This is a post that will have spoilers about the end of the second season of Ted Lasso. Do not read any further if you have not seen it. I’ll put an extra paragraph to keep it from your eyes and we can meet again tomorrow.
The first season of Ted Lasso may be one of the most perfect seasons of television ever made. It’s like being inside the best session of therapy you’ve ever had. The kind where you have a breakthrough so profound that the hurt and agony of your worst childhood trauma suddenly feels not only bearable but also the reason to fully love yourself. It’s just that good on the emotional truth scale. The warmth and safety and growth is beautiful.
But season two leans into tropes and villainy where it used to rely on nuance and kindness. Rather than feeling the pride and hope of emotional truth that has been hard gotten (the truth will set you free but first it will piss you off), we are given the obvious end of Nate betraying Ted and Rebecca by going to coach for Rupert’s new team West Ham.
Nate makes a massive accusation that Ted abandoned Nate emotionally but we are given roughly thirty seconds to wrack our brains for these betrayals before it is revealed that Nate has chosen to abandon Ted. How do we feel about this? Wouldn’t we normally explore how both people contributed to the feeling?
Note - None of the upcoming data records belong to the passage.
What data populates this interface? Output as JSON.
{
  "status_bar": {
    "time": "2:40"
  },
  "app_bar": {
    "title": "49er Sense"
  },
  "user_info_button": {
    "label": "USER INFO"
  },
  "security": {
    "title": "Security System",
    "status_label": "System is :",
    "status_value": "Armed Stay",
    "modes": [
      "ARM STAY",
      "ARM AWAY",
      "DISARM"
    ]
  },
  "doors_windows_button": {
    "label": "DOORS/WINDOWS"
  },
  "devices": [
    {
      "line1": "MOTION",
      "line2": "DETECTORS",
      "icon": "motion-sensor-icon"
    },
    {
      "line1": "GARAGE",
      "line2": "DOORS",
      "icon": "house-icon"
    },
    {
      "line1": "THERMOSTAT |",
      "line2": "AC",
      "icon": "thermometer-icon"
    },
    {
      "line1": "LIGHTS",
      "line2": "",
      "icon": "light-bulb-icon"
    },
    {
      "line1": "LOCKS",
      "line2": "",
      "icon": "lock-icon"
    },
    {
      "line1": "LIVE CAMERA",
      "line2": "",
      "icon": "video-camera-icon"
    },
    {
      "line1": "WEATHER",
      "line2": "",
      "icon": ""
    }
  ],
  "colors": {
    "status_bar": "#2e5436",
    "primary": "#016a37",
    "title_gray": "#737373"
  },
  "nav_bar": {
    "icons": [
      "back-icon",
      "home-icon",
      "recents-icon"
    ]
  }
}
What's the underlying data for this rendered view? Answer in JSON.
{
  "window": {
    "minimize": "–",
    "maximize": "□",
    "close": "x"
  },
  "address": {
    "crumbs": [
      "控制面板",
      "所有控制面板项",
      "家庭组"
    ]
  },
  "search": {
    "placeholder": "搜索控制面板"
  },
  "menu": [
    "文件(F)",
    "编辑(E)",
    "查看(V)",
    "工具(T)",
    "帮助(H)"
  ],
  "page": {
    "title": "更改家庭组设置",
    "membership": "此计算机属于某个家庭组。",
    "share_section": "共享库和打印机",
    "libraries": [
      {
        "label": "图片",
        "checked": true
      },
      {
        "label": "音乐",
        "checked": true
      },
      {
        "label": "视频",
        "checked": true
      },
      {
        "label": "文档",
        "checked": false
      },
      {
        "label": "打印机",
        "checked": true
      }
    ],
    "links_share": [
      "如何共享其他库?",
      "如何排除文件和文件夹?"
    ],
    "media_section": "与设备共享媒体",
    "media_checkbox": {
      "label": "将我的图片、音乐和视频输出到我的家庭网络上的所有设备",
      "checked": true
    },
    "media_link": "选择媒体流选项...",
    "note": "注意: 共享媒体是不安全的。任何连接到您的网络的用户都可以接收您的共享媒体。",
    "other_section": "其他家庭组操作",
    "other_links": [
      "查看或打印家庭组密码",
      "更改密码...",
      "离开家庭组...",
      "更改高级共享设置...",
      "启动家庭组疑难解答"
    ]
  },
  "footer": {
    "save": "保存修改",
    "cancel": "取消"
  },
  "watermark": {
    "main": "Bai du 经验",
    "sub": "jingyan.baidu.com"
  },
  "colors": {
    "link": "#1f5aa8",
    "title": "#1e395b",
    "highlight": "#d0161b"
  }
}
But nope it’s send Nate right into insecure narcissistic reactivity rather than mine for the potential nuance.
We could have been given a story where we see Nate and Ted equally participating in the traumas they each carry and how it affects their relationship. Ted with his fear of abandonment brought on by his father’s suicide very well may play out that pattern of abandonment on Nate. But that’s left largely unexplored. Perhaps it could have shown us how Nate intuitively sees that because of Ted’s unresolved pain with his father, Ted in fact isn’t fully there for Nate in his new role as a surrogate father figure coach.
The struggles of a young man coping with a new position and unexpected authority granted by father figure like Ted juxtaposed against Nate’s own issue with his father who doesn’t show him respect would have been an empathetic story in the hands of this show.
There was so much fertile ground for how each character could trigger emotions in the other and for how they could own and resolve these feelings. But instead it’s straight to villain don’t pass to don’t collect 200 dollars. By the end I wasn’t even sad about the loss. I’d resigned myself to the conclusion. But they could have done so much better by everyone. Even if Nate must experience his darker impulses we would have been wiling to see the full journey of how he arrived there and the pain other’s traumas has inadvertently wrecked on Nate.
I guess I’m not sad. I’m just disappointed. And that’s how you know it really mattered to me.